((
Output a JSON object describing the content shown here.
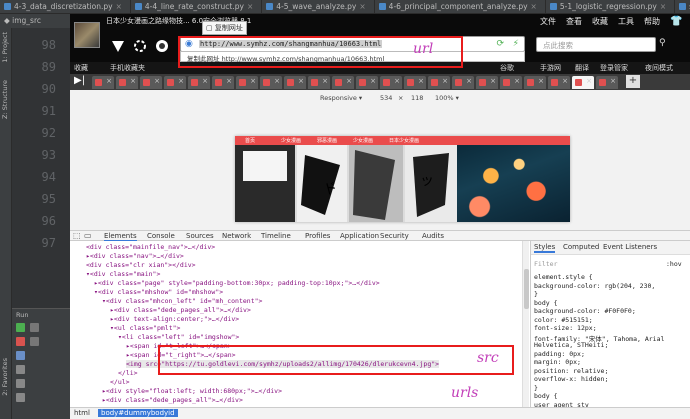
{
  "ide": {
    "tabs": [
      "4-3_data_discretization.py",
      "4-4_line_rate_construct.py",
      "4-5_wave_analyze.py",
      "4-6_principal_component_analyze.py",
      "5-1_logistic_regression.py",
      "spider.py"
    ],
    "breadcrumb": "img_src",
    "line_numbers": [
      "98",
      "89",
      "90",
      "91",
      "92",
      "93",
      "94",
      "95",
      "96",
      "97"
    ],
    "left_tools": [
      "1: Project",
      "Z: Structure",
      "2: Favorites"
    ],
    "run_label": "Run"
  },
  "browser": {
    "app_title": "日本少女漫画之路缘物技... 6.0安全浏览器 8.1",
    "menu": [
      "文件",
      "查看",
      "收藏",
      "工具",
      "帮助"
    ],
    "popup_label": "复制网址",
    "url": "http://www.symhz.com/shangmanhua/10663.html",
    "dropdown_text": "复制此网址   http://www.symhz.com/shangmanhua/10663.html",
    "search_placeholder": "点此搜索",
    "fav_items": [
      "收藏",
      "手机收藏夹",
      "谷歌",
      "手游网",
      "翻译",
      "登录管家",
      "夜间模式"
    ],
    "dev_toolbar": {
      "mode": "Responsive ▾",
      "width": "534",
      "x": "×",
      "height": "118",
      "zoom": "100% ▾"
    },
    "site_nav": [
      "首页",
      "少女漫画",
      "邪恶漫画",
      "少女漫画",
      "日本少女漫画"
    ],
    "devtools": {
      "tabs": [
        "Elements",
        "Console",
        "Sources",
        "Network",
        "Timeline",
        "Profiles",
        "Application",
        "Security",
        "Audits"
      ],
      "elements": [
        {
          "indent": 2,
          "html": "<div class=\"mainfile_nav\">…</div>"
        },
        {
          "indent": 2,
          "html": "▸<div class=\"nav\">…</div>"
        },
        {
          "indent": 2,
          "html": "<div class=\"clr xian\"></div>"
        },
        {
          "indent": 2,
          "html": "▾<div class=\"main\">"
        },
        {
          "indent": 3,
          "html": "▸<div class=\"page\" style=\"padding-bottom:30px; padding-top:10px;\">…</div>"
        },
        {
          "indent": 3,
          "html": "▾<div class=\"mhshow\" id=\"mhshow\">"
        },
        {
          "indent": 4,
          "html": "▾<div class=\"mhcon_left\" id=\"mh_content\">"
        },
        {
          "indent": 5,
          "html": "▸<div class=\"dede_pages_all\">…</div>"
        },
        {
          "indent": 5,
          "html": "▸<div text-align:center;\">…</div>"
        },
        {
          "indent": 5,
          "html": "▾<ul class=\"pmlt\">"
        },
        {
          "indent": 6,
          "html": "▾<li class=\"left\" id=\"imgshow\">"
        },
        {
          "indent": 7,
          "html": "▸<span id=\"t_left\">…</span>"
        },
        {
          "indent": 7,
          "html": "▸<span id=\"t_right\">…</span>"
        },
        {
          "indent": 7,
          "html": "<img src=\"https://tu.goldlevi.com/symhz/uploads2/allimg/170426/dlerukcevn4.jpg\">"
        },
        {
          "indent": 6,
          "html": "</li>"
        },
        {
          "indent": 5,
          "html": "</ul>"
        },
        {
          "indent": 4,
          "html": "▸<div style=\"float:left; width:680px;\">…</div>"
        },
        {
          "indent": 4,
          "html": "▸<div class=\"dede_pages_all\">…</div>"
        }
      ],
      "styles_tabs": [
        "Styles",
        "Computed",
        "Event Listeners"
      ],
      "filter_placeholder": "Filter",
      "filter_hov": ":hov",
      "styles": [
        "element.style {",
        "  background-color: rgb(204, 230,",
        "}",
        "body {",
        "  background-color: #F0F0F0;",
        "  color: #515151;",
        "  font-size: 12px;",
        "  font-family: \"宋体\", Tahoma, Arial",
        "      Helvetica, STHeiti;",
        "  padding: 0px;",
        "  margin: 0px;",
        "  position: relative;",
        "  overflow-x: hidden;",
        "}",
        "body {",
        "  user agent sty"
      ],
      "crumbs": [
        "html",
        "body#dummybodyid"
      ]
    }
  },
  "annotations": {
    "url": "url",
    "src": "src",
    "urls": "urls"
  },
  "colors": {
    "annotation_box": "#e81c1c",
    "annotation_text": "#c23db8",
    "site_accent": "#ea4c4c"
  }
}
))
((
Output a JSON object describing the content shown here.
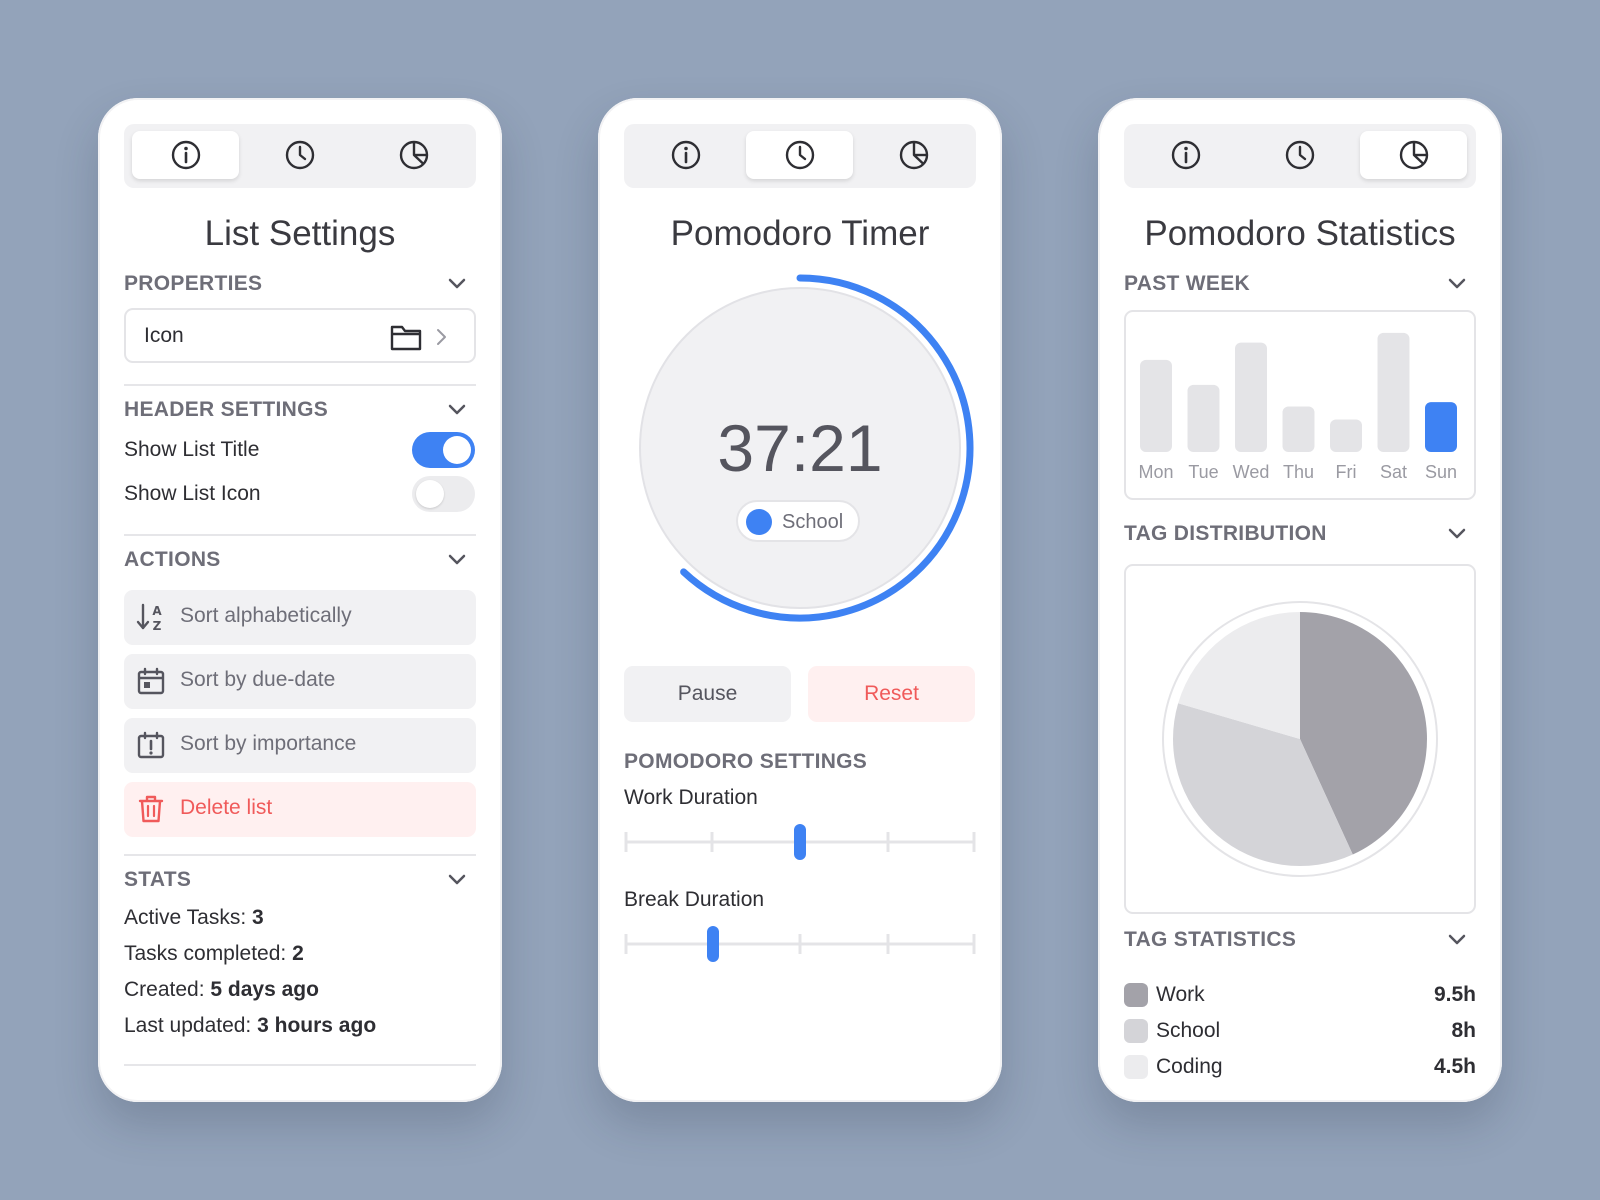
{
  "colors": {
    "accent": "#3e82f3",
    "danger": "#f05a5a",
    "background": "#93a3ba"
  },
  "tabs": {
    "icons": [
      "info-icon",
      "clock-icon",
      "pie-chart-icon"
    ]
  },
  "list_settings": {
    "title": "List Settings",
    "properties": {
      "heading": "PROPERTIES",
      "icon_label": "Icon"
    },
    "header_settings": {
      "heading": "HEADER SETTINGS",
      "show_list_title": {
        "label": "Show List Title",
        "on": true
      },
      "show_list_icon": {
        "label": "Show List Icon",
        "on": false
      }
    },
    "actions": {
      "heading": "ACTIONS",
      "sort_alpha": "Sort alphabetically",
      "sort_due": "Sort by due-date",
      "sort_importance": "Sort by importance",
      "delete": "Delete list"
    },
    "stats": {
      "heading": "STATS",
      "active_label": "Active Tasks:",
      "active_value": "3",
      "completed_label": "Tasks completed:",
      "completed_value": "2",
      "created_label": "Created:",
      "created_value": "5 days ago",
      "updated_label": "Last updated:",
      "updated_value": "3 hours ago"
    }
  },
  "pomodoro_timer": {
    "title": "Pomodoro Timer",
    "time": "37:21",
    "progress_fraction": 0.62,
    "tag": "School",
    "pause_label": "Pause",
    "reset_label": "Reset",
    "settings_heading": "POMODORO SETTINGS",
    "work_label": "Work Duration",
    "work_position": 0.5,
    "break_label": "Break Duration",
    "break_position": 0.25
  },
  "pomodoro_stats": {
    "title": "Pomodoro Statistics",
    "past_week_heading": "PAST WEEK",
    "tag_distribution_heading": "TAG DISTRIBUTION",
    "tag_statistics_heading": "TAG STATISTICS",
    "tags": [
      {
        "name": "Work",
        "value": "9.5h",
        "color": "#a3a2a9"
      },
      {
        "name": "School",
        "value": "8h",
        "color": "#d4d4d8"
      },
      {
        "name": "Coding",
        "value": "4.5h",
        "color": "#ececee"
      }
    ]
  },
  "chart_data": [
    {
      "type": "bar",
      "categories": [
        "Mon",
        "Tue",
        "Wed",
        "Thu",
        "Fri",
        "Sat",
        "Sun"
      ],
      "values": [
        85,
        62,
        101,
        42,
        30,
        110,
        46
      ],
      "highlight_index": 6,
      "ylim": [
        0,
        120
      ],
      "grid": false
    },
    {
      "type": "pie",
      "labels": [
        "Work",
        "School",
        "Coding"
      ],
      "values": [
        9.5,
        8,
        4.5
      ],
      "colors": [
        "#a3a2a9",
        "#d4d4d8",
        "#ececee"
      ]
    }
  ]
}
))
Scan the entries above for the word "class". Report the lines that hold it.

          "html": "<div class=\"mainfile_nav\">…</div>"
          "html": "▸<div class=\"nav\">…</div>"
          "html": "<div class=\"clr xian\"></div>"
          "html": "▾<div class=\"main\">"
          "html": "▸<div class=\"page\" style=\"padding-bottom:30px; padding-top:10px;\">…</div>"
          "html": "▾<div class=\"mhshow\" id=\"mhshow\">"
          "html": "▾<div class=\"mhcon_left\" id=\"mh_content\">"
          "html": "▸<div class=\"dede_pages_all\">…</div>"
          "html": "▾<ul class=\"pmlt\">"
          "html": "▾<li class=\"left\" id=\"imgshow\">"
          "html": "▸<div class=\"dede_pages_all\">…</div>"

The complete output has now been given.